Aside from the marketing efforts of businesses and brands, word of mouth is pretty important. After all, that’s the point of good business products and services being marketing well. Get the word out to a number of people, and then when they favor those products, they will spread the word to friends and family. This way, more people who didn’t even see the advertising on television, magazines or the newspaper will know the brand and the brand products. This could lead to further conversion for the brand.
Word of mouth is a very powerful tool, but for the longest time, it’s been limited due to proximity. But because of the rise of the internet over the years, the effectiveness of word of mouth has grown considerably. More specifically, this rise is because of the popularity of a little online thing called social media. I’m sure a few of you folks have heard of it. Social media has allowed word of mouth to expand exponentially from your local area to across the internet.
Before social media, as I said before, advertisement was limited to television, magazine and newspaper ads, and of course, the limited word of mouth. This was the only way somebody would learn about a product or service. Ah yes, the suffering we had to do back then before social media made it easy for us to tell others about a product.
With the advent of social media, 92% of consumers now trust family and friends over advertiser (Source: WOMMapeida). This makes total sense. I would believe somebody I knew personally than what I saw in an ad, wouldn’t you? What’s funny is that people have gotten accustomed to seeking advice from people that they don’t even know who has a good credibility.

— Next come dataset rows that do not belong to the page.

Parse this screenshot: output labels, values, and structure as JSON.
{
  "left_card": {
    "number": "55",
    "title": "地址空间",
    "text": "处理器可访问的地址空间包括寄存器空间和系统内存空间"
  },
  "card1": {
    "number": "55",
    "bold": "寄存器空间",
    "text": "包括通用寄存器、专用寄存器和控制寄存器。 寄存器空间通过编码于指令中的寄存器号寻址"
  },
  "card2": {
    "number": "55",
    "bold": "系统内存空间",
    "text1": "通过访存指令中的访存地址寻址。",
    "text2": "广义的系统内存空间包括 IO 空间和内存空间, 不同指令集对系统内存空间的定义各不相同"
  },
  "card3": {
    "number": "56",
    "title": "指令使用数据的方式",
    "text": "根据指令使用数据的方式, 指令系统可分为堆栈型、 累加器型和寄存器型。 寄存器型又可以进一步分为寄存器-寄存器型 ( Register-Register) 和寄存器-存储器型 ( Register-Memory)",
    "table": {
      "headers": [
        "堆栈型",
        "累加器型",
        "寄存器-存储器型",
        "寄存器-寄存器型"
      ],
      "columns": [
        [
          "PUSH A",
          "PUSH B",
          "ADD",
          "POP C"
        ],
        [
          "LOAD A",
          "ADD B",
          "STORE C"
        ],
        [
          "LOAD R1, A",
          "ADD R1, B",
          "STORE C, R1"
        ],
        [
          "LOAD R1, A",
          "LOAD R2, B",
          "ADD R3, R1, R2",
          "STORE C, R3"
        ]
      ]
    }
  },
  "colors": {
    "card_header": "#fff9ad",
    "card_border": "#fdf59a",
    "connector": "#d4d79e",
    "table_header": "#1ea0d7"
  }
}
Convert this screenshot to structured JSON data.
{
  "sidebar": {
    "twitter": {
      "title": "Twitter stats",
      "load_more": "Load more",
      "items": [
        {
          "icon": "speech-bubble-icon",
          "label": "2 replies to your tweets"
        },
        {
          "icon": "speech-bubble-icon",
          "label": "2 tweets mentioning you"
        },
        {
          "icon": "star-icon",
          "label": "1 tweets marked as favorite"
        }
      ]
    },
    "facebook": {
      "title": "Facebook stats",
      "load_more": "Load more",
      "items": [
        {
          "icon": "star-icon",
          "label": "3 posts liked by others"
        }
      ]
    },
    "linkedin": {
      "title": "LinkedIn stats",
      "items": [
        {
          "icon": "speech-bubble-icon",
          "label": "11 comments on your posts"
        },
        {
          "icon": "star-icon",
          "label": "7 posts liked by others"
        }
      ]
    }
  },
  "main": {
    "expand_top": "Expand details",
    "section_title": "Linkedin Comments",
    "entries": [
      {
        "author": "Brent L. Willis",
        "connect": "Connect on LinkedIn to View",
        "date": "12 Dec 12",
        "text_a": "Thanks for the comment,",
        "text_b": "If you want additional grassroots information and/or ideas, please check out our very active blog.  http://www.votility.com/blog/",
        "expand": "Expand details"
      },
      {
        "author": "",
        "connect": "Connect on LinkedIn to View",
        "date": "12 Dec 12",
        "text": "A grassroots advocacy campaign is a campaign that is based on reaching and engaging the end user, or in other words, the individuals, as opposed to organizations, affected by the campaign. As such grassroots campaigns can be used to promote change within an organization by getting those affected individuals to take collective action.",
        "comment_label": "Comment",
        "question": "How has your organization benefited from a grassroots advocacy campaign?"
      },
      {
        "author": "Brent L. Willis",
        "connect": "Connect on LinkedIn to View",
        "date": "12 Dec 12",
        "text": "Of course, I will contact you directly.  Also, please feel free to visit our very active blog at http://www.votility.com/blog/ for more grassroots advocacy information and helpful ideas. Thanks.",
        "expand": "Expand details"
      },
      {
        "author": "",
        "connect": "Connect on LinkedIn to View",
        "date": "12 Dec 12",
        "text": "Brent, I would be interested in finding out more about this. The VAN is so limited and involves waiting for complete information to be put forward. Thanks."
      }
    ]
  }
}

After all, these strangers have really nothing to gain from lying about the product they’re talking up (unless they are getting a kick out of trolling unsuspecting people who don’t know any better).
Even thought word of mouth marketing has been around long before the internet, let alone social media, Katy Keim explores how social media has changed it in a dramatic way, and how brands need to change things up.